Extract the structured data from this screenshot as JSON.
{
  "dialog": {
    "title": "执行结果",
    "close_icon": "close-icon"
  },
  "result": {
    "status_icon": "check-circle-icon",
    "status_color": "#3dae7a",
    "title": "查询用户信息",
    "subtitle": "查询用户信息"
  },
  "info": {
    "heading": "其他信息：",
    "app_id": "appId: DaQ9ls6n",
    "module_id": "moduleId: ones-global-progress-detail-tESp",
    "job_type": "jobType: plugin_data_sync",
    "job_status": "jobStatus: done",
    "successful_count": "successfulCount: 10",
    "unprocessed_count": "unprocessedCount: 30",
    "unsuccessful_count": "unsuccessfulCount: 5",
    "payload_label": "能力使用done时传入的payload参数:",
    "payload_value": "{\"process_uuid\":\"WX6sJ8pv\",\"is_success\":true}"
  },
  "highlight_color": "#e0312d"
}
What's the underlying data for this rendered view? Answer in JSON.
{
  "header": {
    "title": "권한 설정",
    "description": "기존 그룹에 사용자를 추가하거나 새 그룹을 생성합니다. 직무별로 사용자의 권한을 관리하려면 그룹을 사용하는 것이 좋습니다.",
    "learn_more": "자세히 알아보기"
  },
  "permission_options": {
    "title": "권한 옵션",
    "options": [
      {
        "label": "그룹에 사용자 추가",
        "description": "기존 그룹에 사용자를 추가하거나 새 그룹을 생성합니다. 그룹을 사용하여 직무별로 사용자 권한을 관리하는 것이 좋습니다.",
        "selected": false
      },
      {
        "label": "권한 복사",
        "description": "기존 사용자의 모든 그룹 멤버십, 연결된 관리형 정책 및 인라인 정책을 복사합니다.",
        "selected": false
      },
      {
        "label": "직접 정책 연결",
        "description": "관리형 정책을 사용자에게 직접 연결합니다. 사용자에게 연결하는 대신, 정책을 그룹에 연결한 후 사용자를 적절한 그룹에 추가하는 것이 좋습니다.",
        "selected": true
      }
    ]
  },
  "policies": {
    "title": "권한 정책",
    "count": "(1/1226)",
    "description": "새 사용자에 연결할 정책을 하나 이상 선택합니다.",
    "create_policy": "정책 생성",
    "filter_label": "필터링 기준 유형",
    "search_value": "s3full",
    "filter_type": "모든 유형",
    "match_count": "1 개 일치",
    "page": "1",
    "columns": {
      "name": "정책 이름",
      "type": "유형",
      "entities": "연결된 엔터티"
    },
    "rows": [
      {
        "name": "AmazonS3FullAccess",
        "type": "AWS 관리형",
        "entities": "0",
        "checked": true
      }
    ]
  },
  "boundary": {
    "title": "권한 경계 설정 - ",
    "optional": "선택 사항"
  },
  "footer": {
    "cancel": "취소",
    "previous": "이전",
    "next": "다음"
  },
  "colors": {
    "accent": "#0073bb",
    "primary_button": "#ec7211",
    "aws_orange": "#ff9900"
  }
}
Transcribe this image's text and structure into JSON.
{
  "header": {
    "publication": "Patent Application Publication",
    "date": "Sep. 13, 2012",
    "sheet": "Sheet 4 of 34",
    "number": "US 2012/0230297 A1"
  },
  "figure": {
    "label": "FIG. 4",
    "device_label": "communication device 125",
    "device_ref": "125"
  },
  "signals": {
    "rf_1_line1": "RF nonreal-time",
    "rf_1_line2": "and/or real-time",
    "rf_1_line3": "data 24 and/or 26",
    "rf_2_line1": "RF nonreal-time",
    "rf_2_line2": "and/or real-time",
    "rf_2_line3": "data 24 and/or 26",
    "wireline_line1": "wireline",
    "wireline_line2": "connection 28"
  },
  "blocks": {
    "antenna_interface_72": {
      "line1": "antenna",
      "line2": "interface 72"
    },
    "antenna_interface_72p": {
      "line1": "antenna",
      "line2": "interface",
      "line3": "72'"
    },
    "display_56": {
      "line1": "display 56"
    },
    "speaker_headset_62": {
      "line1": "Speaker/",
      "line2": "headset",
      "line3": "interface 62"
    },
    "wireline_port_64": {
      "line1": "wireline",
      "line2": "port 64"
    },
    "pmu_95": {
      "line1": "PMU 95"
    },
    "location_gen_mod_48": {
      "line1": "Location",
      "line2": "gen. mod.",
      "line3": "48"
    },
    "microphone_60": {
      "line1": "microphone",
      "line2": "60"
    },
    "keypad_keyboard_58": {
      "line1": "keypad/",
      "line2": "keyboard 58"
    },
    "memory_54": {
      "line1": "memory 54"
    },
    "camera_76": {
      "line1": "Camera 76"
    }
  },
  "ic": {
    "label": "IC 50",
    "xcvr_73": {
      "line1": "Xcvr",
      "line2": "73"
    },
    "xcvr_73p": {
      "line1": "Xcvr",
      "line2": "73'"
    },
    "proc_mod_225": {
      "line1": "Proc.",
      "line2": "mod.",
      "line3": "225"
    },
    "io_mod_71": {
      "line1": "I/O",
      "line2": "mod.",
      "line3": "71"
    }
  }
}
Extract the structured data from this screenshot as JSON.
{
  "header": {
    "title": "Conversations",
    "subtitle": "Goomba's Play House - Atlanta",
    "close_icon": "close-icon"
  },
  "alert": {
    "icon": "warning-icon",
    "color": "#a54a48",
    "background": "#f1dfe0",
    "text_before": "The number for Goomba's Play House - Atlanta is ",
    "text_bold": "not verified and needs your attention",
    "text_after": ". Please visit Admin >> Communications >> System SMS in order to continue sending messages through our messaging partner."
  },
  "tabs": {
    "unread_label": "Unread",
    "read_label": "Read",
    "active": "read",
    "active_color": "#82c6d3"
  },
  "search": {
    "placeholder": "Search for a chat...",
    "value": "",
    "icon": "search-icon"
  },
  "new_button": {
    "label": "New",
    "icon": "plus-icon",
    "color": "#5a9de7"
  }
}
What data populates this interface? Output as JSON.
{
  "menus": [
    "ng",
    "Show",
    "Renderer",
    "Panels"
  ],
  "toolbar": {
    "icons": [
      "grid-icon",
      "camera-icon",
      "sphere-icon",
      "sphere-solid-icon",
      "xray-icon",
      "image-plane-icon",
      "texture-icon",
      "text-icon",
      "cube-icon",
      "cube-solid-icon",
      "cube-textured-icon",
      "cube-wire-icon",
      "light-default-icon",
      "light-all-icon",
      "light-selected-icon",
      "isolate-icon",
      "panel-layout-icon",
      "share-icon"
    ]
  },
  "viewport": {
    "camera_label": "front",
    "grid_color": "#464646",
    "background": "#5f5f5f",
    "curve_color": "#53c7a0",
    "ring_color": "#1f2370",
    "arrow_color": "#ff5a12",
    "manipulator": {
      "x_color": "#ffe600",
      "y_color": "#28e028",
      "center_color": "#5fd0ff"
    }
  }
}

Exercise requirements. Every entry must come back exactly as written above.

Solution below.
Extract the structured data from this screenshot as JSON.
{
  "dialog": {
    "title": "执行结果",
    "close_icon": "close-icon"
  },
  "result": {
    "status_icon": "check-circle-icon",
    "status_color": "#3dae7a",
    "title": "查询用户信息",
    "subtitle": "查询用户信息"
  },
  "info": {
    "heading": "其他信息：",
    "app_id": "appId: DaQ9ls6n",
    "module_id": "moduleId: ones-global-progress-detail-tESp",
    "job_type": "jobType: plugin_data_sync",
    "job_status": "jobStatus: done",
    "successful_count": "successfulCount: 10",
    "unprocessed_count": "unprocessedCount: 30",
    "unsuccessful_count": "unsuccessfulCount: 5",
    "payload_label": "能力使用done时传入的payload参数:",
    "payload_value": "{\"process_uuid\":\"WX6sJ8pv\",\"is_success\":true}"
  },
  "highlight_color": "#e0312d"
}
What's the underlying data for this rendered view? Answer in JSON.
{
  "header": {
    "title": "권한 설정",
    "description": "기존 그룹에 사용자를 추가하거나 새 그룹을 생성합니다. 직무별로 사용자의 권한을 관리하려면 그룹을 사용하는 것이 좋습니다.",
    "learn_more": "자세히 알아보기"
  },
  "permission_options": {
    "title": "권한 옵션",
    "options": [
      {
        "label": "그룹에 사용자 추가",
        "description": "기존 그룹에 사용자를 추가하거나 새 그룹을 생성합니다. 그룹을 사용하여 직무별로 사용자 권한을 관리하는 것이 좋습니다.",
        "selected": false
      },
      {
        "label": "권한 복사",
        "description": "기존 사용자의 모든 그룹 멤버십, 연결된 관리형 정책 및 인라인 정책을 복사합니다.",
        "selected": false
      },
      {
        "label": "직접 정책 연결",
        "description": "관리형 정책을 사용자에게 직접 연결합니다. 사용자에게 연결하는 대신, 정책을 그룹에 연결한 후 사용자를 적절한 그룹에 추가하는 것이 좋습니다.",
        "selected": true
      }
    ]
  },
  "policies": {
    "title": "권한 정책",
    "count": "(1/1226)",
    "description": "새 사용자에 연결할 정책을 하나 이상 선택합니다.",
    "create_policy": "정책 생성",
    "filter_label": "필터링 기준 유형",
    "search_value": "s3full",
    "filter_type": "모든 유형",
    "match_count": "1 개 일치",
    "page": "1",
    "columns": {
      "name": "정책 이름",
      "type": "유형",
      "entities": "연결된 엔터티"
    },
    "rows": [
      {
        "name": "AmazonS3FullAccess",
        "type": "AWS 관리형",
        "entities": "0",
        "checked": true
      }
    ]
  },
  "boundary": {
    "title": "권한 경계 설정 - ",
    "optional": "선택 사항"
  },
  "footer": {
    "cancel": "취소",
    "previous": "이전",
    "next": "다음"
  },
  "colors": {
    "accent": "#0073bb",
    "primary_button": "#ec7211",
    "aws_orange": "#ff9900"
  }
}
Transcribe this image's text and structure into JSON.
{
  "header": {
    "publication": "Patent Application Publication",
    "date": "Sep. 13, 2012",
    "sheet": "Sheet 4 of 34",
    "number": "US 2012/0230297 A1"
  },
  "figure": {
    "label": "FIG. 4",
    "device_label": "communication device 125",
    "device_ref": "125"
  },
  "signals": {
    "rf_1_line1": "RF nonreal-time",
    "rf_1_line2": "and/or real-time",
    "rf_1_line3": "data 24 and/or 26",
    "rf_2_line1": "RF nonreal-time",
    "rf_2_line2": "and/or real-time",
    "rf_2_line3": "data 24 and/or 26",
    "wireline_line1": "wireline",
    "wireline_line2": "connection 28"
  },
  "blocks": {
    "antenna_interface_72": {
      "line1": "antenna",
      "line2": "interface 72"
    },
    "antenna_interface_72p": {
      "line1": "antenna",
      "line2": "interface",
      "line3": "72'"
    },
    "display_56": {
      "line1": "display 56"
    },
    "speaker_headset_62": {
      "line1": "Speaker/",
      "line2": "headset",
      "line3": "interface 62"
    },
    "wireline_port_64": {
      "line1": "wireline",
      "line2": "port 64"
    },
    "pmu_95": {
      "line1": "PMU 95"
    },
    "location_gen_mod_48": {
      "line1": "Location",
      "line2": "gen. mod.",
      "line3": "48"
    },
    "microphone_60": {
      "line1": "microphone",
      "line2": "60"
    },
    "keypad_keyboard_58": {
      "line1": "keypad/",
      "line2": "keyboard 58"
    },
    "memory_54": {
      "line1": "memory 54"
    },
    "camera_76": {
      "line1": "Camera 76"
    }
  },
  "ic": {
    "label": "IC 50",
    "xcvr_73": {
      "line1": "Xcvr",
      "line2": "73"
    },
    "xcvr_73p": {
      "line1": "Xcvr",
      "line2": "73'"
    },
    "proc_mod_225": {
      "line1": "Proc.",
      "line2": "mod.",
      "line3": "225"
    },
    "io_mod_71": {
      "line1": "I/O",
      "line2": "mod.",
      "line3": "71"
    }
  }
}
Extract the structured data from this screenshot as JSON.
{
  "header": {
    "title": "Conversations",
    "subtitle": "Goomba's Play House - Atlanta",
    "close_icon": "close-icon"
  },
  "alert": {
    "icon": "warning-icon",
    "color": "#a54a48",
    "background": "#f1dfe0",
    "text_before": "The number for Goomba's Play House - Atlanta is ",
    "text_bold": "not verified and needs your attention",
    "text_after": ". Please visit Admin >> Communications >> System SMS in order to continue sending messages through our messaging partner."
  },
  "tabs": {
    "unread_label": "Unread",
    "read_label": "Read",
    "active": "read",
    "active_color": "#82c6d3"
  },
  "search": {
    "placeholder": "Search for a chat...",
    "value": "",
    "icon": "search-icon"
  },
  "new_button": {
    "label": "New",
    "icon": "plus-icon",
    "color": "#5a9de7"
  }
}
What data populates this interface? Output as JSON.
{
  "menus": [
    "ng",
    "Show",
    "Renderer",
    "Panels"
  ],
  "toolbar": {
    "icons": [
      "grid-icon",
      "camera-icon",
      "sphere-icon",
      "sphere-solid-icon",
      "xray-icon",
      "image-plane-icon",
      "texture-icon",
      "text-icon",
      "cube-icon",
      "cube-solid-icon",
      "cube-textured-icon",
      "cube-wire-icon",
      "light-default-icon",
      "light-all-icon",
      "light-selected-icon",
      "isolate-icon",
      "panel-layout-icon",
      "share-icon"
    ]
  },
  "viewport": {
    "camera_label": "front",
    "grid_color": "#464646",
    "background": "#5f5f5f",
    "curve_color": "#53c7a0",
    "ring_color": "#1f2370",
    "arrow_color": "#ff5a12",
    "manipulator": {
      "x_color": "#ffe600",
      "y_color": "#28e028",
      "center_color": "#5fd0ff"
    }
  }
}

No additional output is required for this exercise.